- YOUR OBJECTIVE: Search the material for the string "title" and copy each line where it occurs.

- DATA PROVIDED:
* * * * * * *
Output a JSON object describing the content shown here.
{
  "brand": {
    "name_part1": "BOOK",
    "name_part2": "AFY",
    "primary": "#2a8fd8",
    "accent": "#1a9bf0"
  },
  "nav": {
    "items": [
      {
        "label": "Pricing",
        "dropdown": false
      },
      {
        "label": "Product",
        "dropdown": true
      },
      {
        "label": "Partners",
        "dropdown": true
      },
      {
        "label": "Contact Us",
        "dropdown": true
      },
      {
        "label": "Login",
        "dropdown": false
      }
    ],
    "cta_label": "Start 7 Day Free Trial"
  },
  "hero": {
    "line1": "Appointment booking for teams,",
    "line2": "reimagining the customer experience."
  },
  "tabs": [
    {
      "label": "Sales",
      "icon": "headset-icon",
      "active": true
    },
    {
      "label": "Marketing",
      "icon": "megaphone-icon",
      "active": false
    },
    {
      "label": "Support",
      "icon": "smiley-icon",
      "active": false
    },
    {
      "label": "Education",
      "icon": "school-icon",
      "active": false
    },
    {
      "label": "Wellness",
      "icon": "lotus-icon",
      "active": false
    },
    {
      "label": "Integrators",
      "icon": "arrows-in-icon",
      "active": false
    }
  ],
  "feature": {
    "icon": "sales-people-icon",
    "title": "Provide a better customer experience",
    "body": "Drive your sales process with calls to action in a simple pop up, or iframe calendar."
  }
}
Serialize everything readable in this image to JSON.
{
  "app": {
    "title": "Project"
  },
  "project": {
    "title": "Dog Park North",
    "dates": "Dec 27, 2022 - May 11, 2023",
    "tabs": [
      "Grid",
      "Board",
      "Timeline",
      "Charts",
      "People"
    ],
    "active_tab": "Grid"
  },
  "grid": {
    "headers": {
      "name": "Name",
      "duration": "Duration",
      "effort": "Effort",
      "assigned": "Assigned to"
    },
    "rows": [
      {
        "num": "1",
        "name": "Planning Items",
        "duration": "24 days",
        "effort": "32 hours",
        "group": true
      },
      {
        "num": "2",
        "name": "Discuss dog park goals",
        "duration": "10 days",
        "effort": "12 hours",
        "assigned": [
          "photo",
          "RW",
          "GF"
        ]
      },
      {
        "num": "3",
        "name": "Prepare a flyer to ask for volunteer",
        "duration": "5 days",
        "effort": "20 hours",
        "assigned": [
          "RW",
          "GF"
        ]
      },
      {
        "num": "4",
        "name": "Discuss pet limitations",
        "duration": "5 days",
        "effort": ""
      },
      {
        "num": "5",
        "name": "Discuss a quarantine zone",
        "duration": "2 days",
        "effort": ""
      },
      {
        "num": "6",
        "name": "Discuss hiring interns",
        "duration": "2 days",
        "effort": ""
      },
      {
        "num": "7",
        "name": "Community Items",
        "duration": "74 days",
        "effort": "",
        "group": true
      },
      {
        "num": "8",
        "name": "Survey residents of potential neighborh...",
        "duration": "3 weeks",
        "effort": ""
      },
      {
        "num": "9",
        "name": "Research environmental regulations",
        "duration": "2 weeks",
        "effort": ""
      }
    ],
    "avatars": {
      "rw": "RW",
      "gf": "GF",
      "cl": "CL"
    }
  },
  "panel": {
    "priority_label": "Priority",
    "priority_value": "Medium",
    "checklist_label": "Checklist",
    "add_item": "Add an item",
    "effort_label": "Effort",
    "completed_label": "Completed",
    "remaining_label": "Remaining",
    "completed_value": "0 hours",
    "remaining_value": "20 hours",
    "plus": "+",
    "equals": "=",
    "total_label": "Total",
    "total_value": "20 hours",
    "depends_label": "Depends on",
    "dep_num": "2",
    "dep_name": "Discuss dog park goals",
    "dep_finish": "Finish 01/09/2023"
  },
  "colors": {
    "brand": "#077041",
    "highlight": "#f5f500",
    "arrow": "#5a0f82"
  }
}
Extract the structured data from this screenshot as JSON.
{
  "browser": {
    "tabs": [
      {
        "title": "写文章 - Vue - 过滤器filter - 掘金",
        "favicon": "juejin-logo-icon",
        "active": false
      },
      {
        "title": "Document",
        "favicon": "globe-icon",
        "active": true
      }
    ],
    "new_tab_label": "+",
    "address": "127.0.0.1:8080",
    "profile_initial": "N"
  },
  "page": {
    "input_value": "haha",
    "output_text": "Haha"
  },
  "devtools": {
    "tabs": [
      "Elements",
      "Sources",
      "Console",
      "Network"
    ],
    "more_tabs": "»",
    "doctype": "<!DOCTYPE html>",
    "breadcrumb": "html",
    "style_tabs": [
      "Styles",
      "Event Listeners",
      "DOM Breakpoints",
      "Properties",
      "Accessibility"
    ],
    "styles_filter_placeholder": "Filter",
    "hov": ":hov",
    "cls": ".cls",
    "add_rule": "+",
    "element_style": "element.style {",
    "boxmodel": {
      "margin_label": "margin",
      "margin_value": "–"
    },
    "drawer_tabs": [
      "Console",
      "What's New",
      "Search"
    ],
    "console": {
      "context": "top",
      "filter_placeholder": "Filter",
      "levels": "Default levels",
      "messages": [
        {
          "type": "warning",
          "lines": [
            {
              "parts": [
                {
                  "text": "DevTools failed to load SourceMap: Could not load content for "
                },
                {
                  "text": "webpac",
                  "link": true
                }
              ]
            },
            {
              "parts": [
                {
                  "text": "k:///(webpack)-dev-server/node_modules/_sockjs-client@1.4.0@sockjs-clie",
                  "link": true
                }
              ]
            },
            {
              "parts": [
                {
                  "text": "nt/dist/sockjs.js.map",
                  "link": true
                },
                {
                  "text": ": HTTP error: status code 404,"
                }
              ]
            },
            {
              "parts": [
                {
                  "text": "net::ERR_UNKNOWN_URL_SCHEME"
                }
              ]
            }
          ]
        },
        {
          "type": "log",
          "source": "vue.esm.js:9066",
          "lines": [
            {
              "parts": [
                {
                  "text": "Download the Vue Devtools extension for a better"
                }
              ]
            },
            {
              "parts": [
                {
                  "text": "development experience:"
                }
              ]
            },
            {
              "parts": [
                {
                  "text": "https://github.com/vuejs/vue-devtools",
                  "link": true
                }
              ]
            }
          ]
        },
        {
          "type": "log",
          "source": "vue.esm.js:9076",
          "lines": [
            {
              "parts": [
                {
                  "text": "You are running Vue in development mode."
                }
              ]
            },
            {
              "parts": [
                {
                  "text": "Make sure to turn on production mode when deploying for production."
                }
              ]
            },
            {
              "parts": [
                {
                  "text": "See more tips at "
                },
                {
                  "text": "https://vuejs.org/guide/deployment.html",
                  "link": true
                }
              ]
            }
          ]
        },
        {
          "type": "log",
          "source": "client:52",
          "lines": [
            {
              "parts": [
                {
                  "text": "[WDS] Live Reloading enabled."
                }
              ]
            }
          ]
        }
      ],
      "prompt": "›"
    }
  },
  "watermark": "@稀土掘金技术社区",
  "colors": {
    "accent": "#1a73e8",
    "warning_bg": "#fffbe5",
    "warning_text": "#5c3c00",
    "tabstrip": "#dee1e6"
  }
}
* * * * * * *
- THE ANSWER:
    "title": "Provide a better customer experience",
    "title": "Project"
    "title": "Dog Park North",
        "title": "写文章 - Vue - 过滤器filter - 掘金",
        "title": "Document",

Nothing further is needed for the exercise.